What is needed: Pick out each line of the records in which the word "etch" appears.

[Component data from apps and pages]
= Beginning of Section =
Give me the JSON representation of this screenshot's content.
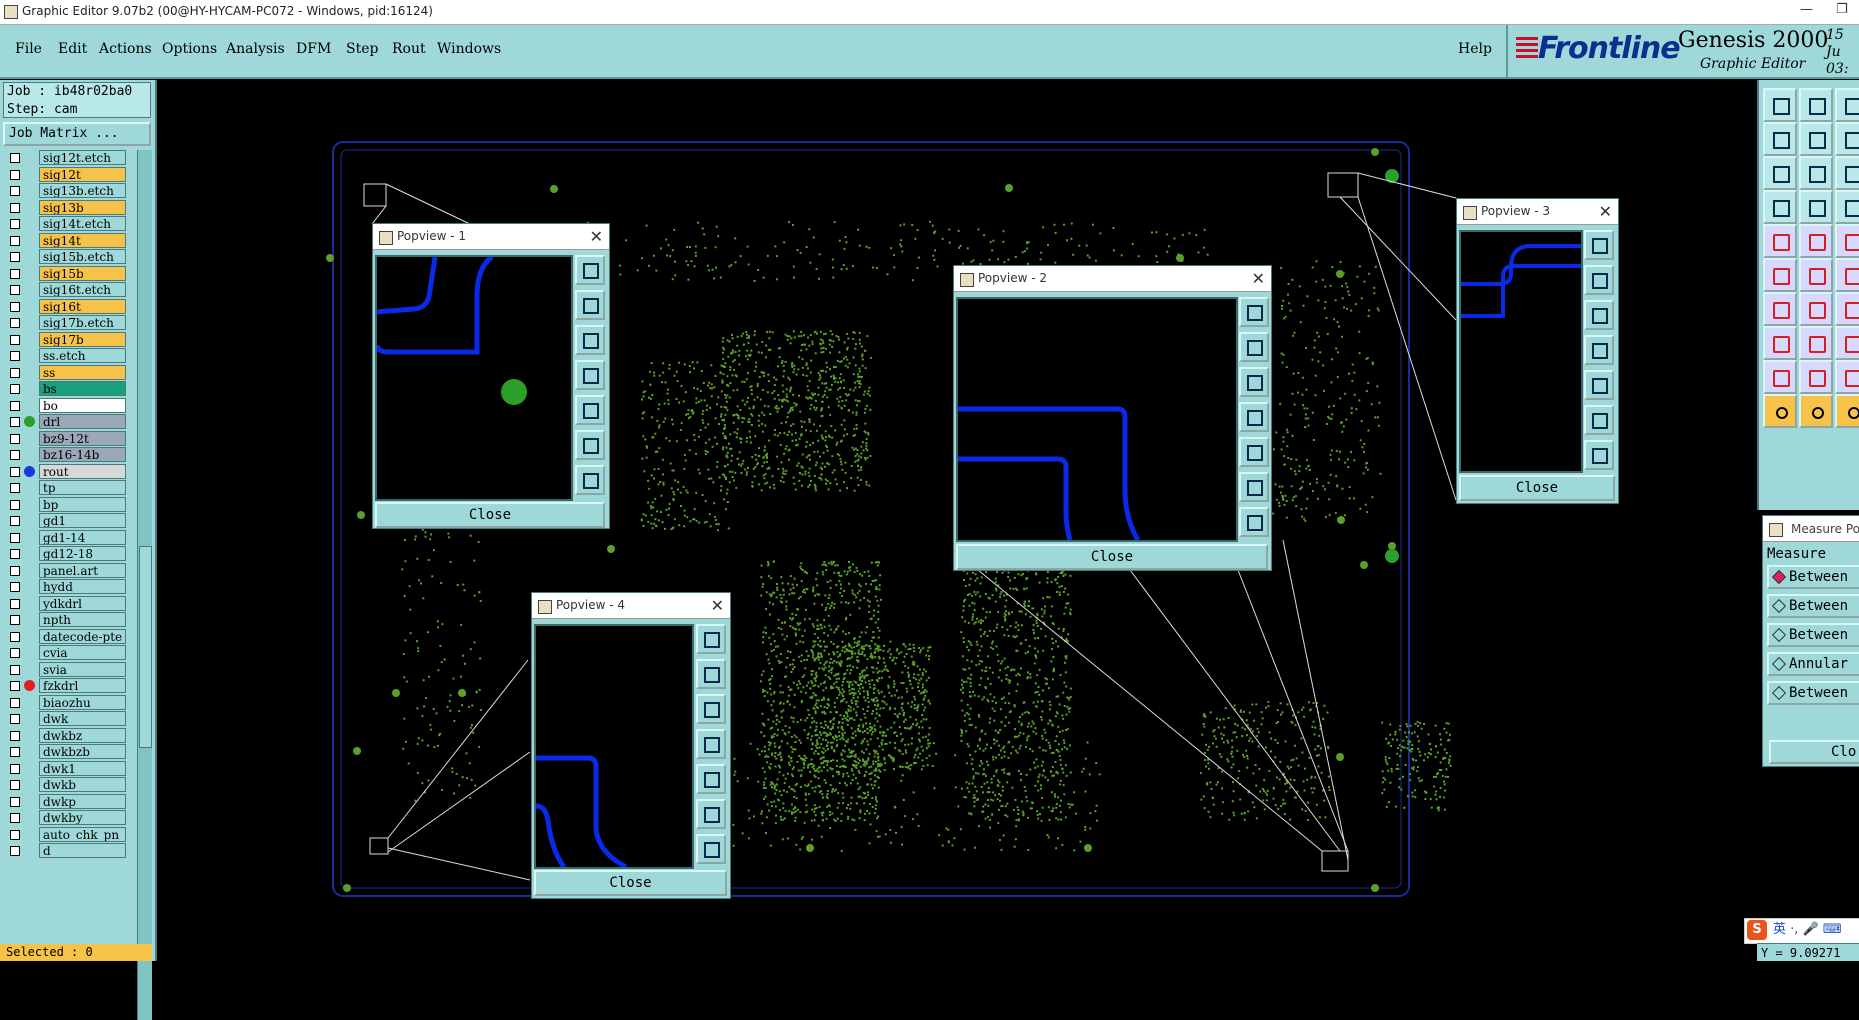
{
  "window": {
    "title": "Graphic Editor 9.07b2 (00@HY-HYCAM-PC072 - Windows, pid:16124)",
    "minimize_glyph": "—",
    "restore_glyph": "❐"
  },
  "menu": {
    "items": [
      "File",
      "Edit",
      "Actions",
      "Options",
      "Analysis",
      "DFM",
      "Step",
      "Rout",
      "Windows"
    ],
    "help": "Help"
  },
  "logo": {
    "brand": "Frontline",
    "product": "Genesis 2000",
    "subtitle": "Graphic Editor",
    "date_line1": "15 Ju",
    "date_line2": "03:"
  },
  "job": {
    "job_line": "Job : ib48r02ba0",
    "step_line": "Step: cam",
    "matrix_button": "Job Matrix ..."
  },
  "layers": [
    {
      "name": "sig12t.etch",
      "color": "#9ed8d8"
    },
    {
      "name": "sig12t",
      "color": "#f6c24a"
    },
    {
      "name": "sig13b.etch",
      "color": "#9ed8d8"
    },
    {
      "name": "sig13b",
      "color": "#f6c24a"
    },
    {
      "name": "sig14t.etch",
      "color": "#9ed8d8"
    },
    {
      "name": "sig14t",
      "color": "#f6c24a"
    },
    {
      "name": "sig15b.etch",
      "color": "#9ed8d8"
    },
    {
      "name": "sig15b",
      "color": "#f6c24a"
    },
    {
      "name": "sig16t.etch",
      "color": "#9ed8d8"
    },
    {
      "name": "sig16t",
      "color": "#f6c24a"
    },
    {
      "name": "sig17b.etch",
      "color": "#9ed8d8"
    },
    {
      "name": "sig17b",
      "color": "#f6c24a"
    },
    {
      "name": "ss.etch",
      "color": "#9ed8d8"
    },
    {
      "name": "ss",
      "color": "#f6c24a"
    },
    {
      "name": "bs",
      "color": "#1aa07a"
    },
    {
      "name": "bo",
      "color": "#ffffff"
    },
    {
      "name": "drl",
      "color": "#9aa8b8",
      "dot": "#2aa02a"
    },
    {
      "name": "bz9-12t",
      "color": "#9aa8b8"
    },
    {
      "name": "bz16-14b",
      "color": "#9aa8b8"
    },
    {
      "name": "rout",
      "color": "#d8d8d8",
      "dot": "#1a3adc"
    },
    {
      "name": "tp",
      "color": "#9ed8d8"
    },
    {
      "name": "bp",
      "color": "#9ed8d8"
    },
    {
      "name": "gd1",
      "color": "#9ed8d8"
    },
    {
      "name": "gd1-14",
      "color": "#9ed8d8"
    },
    {
      "name": "gd12-18",
      "color": "#9ed8d8"
    },
    {
      "name": "panel.art",
      "color": "#9ed8d8"
    },
    {
      "name": "hydd",
      "color": "#9ed8d8"
    },
    {
      "name": "ydkdrl",
      "color": "#9ed8d8"
    },
    {
      "name": "npth",
      "color": "#9ed8d8"
    },
    {
      "name": "datecode-pte",
      "color": "#9ed8d8"
    },
    {
      "name": "cvia",
      "color": "#9ed8d8"
    },
    {
      "name": "svia",
      "color": "#9ed8d8"
    },
    {
      "name": "fzkdrl",
      "color": "#9ed8d8",
      "dot": "#e02020"
    },
    {
      "name": "biaozhu",
      "color": "#9ed8d8"
    },
    {
      "name": "dwk",
      "color": "#9ed8d8"
    },
    {
      "name": "dwkbz",
      "color": "#9ed8d8"
    },
    {
      "name": "dwkbzb",
      "color": "#9ed8d8"
    },
    {
      "name": "dwk1",
      "color": "#9ed8d8"
    },
    {
      "name": "dwkb",
      "color": "#9ed8d8"
    },
    {
      "name": "dwkp",
      "color": "#9ed8d8"
    },
    {
      "name": "dwkby",
      "color": "#9ed8d8"
    },
    {
      "name": "auto_chk_pn",
      "color": "#9ed8d8"
    },
    {
      "name": "d",
      "color": "#9ed8d8"
    }
  ],
  "status": {
    "selected": "Selected : 0",
    "coordinate": "Y = 9.09271"
  },
  "popviews": [
    {
      "title": "Popview - 1",
      "close": "Close",
      "close_glyph": "✕"
    },
    {
      "title": "Popview - 2",
      "close": "Close",
      "close_glyph": "✕"
    },
    {
      "title": "Popview - 3",
      "close": "Close",
      "close_glyph": "✕"
    },
    {
      "title": "Popview - 4",
      "close": "Close",
      "close_glyph": "✕"
    }
  ],
  "measure": {
    "title": "Measure Po",
    "heading": "Measure",
    "options": [
      "Between",
      "Between",
      "Between",
      "Annular",
      "Between"
    ],
    "close": "Clo"
  },
  "ime": {
    "badge": "S",
    "text": "英 ·, 🎤 ⌨"
  },
  "colors": {
    "panel": "#9ed8d8",
    "board_outline": "#1a2a9a",
    "trace": "#0a2ae8",
    "copper": "#5aa02a",
    "highlight": "#f6c24a"
  }
}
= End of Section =
Solution to the problem:
      "name": "sig12t.etch",
      "name": "sig13b.etch",
      "name": "sig14t.etch",
      "name": "sig15b.etch",
      "name": "sig16t.etch",
      "name": "sig17b.etch",
      "name": "ss.etch",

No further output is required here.